(Page and application data records)
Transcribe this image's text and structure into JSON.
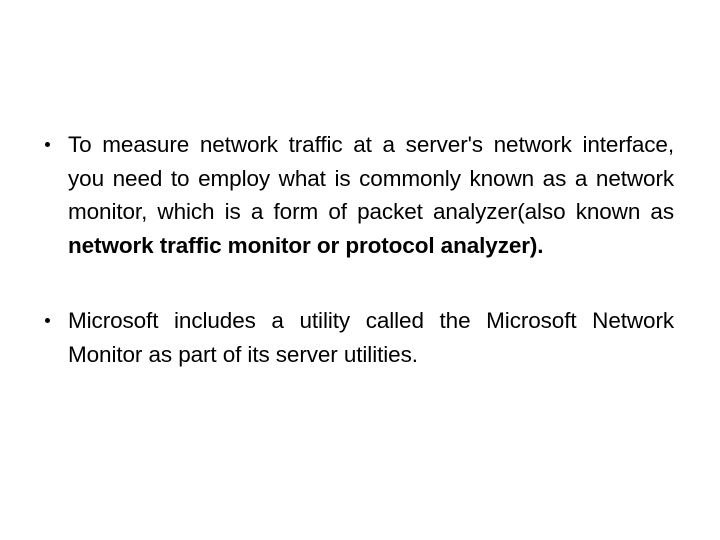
{
  "slide": {
    "background_color": "#ffffff",
    "text_color": "#000000",
    "bullet_glyph": "•",
    "body": {
      "bullets": [
        {
          "id": "bullet-network-monitor",
          "plain_prefix": "To measure network traffic at a server's network interface, you need to employ what is commonly known as a network monitor, which is a form of packet analyzer(also known as ",
          "bold_run": "network traffic monitor or protocol analyzer).",
          "full_text": "To measure network traffic at a server's network interface, you need to employ what is commonly known as a network monitor, which is a form of packet analyzer(also known as network traffic monitor or protocol analyzer)."
        },
        {
          "id": "bullet-microsoft-netmon",
          "plain_prefix": "Microsoft includes a utility called the Microsoft Network Monitor as part of its server utilities.",
          "bold_run": "",
          "full_text": "Microsoft includes a utility called the Microsoft Network Monitor as part of its server utilities."
        }
      ]
    }
  }
}
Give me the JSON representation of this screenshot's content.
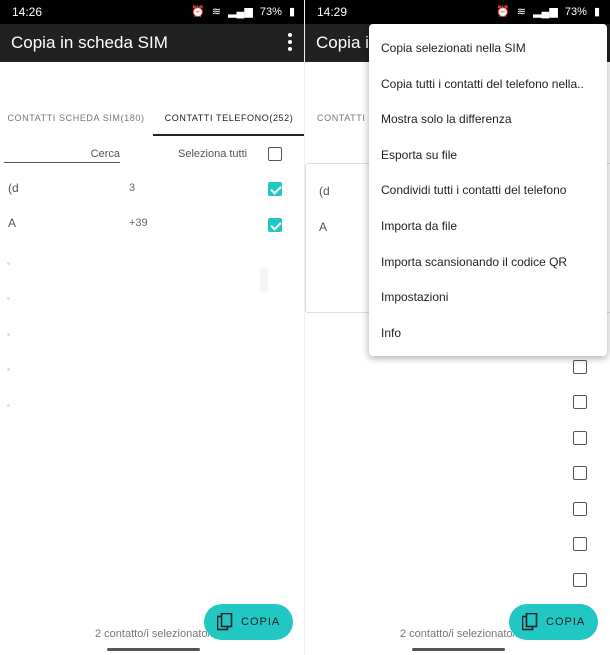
{
  "left": {
    "status_time": "14:26",
    "battery": "73%",
    "title": "Copia in scheda SIM",
    "tabs": [
      "CONTATTI SCHEDA SIM(180)",
      "CONTATTI TELEFONO(252)"
    ],
    "search_label": "Cerca",
    "select_all_label": "Seleziona tutti",
    "rows": [
      {
        "name": "(d",
        "number": "3",
        "checked": true
      },
      {
        "name": "A",
        "number": "+39",
        "checked": true
      }
    ],
    "fab_label": "COPIA",
    "footer": "2 contatto/i selezionato/i"
  },
  "right": {
    "status_time": "14:29",
    "battery": "73%",
    "title": "Copia in",
    "tab_partial": "CONTATTI S",
    "row_names": [
      "(d",
      "A"
    ],
    "menu": [
      "Copia selezionati nella SIM",
      "Copia tutti i contatti del telefono nella..",
      "Mostra solo la differenza",
      "Esporta su file",
      "Condividi tutti i contatti del telefono",
      "Importa da file",
      "Importa scansionando il codice QR",
      "Impostazioni",
      "Info"
    ],
    "fab_label": "COPIA",
    "footer": "2 contatto/i selezionato/i"
  },
  "colors": {
    "accent": "#21c7c3",
    "appbar": "#212121"
  }
}
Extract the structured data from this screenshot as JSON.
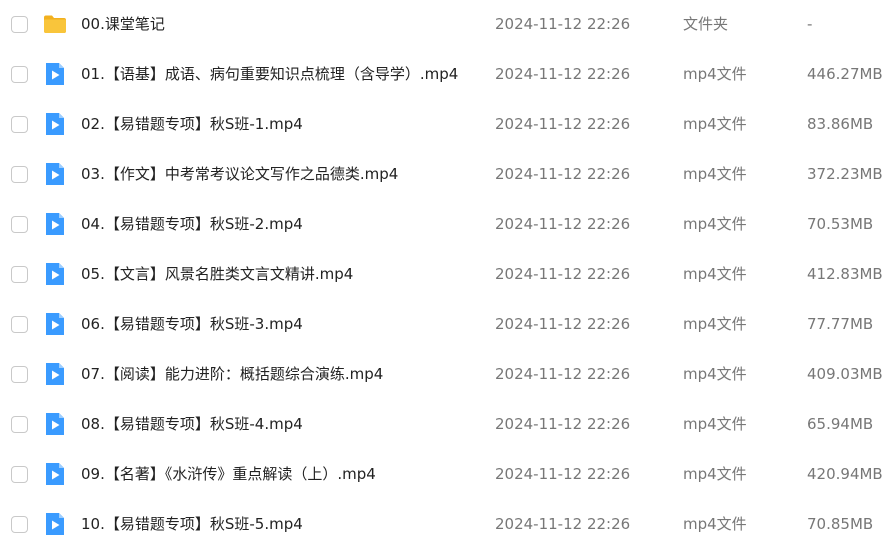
{
  "files": [
    {
      "name": "00.课堂笔记",
      "date": "2024-11-12 22:26",
      "type": "文件夹",
      "size": "-",
      "icon": "folder-icon"
    },
    {
      "name": "01.【语基】成语、病句重要知识点梳理（含导学）.mp4",
      "date": "2024-11-12 22:26",
      "type": "mp4文件",
      "size": "446.27MB",
      "icon": "video-file-icon"
    },
    {
      "name": "02.【易错题专项】秋S班-1.mp4",
      "date": "2024-11-12 22:26",
      "type": "mp4文件",
      "size": "83.86MB",
      "icon": "video-file-icon"
    },
    {
      "name": "03.【作文】中考常考议论文写作之品德类.mp4",
      "date": "2024-11-12 22:26",
      "type": "mp4文件",
      "size": "372.23MB",
      "icon": "video-file-icon"
    },
    {
      "name": "04.【易错题专项】秋S班-2.mp4",
      "date": "2024-11-12 22:26",
      "type": "mp4文件",
      "size": "70.53MB",
      "icon": "video-file-icon"
    },
    {
      "name": "05.【文言】风景名胜类文言文精讲.mp4",
      "date": "2024-11-12 22:26",
      "type": "mp4文件",
      "size": "412.83MB",
      "icon": "video-file-icon"
    },
    {
      "name": "06.【易错题专项】秋S班-3.mp4",
      "date": "2024-11-12 22:26",
      "type": "mp4文件",
      "size": "77.77MB",
      "icon": "video-file-icon"
    },
    {
      "name": "07.【阅读】能力进阶：概括题综合演练.mp4",
      "date": "2024-11-12 22:26",
      "type": "mp4文件",
      "size": "409.03MB",
      "icon": "video-file-icon"
    },
    {
      "name": "08.【易错题专项】秋S班-4.mp4",
      "date": "2024-11-12 22:26",
      "type": "mp4文件",
      "size": "65.94MB",
      "icon": "video-file-icon"
    },
    {
      "name": "09.【名著】《水浒传》重点解读（上）.mp4",
      "date": "2024-11-12 22:26",
      "type": "mp4文件",
      "size": "420.94MB",
      "icon": "video-file-icon"
    },
    {
      "name": "10.【易错题专项】秋S班-5.mp4",
      "date": "2024-11-12 22:26",
      "type": "mp4文件",
      "size": "70.85MB",
      "icon": "video-file-icon"
    }
  ],
  "colors": {
    "folder": "#f9c53b",
    "folder_dark": "#f2b01e",
    "video": "#3a9bff",
    "video_fold": "#9fcfff"
  }
}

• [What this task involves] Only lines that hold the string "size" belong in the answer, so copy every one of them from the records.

• [Response]
      "size": "-",
      "size": "446.27MB",
      "size": "83.86MB",
      "size": "372.23MB",
      "size": "70.53MB",
      "size": "412.83MB",
      "size": "77.77MB",
      "size": "409.03MB",
      "size": "65.94MB",
      "size": "420.94MB",
      "size": "70.85MB",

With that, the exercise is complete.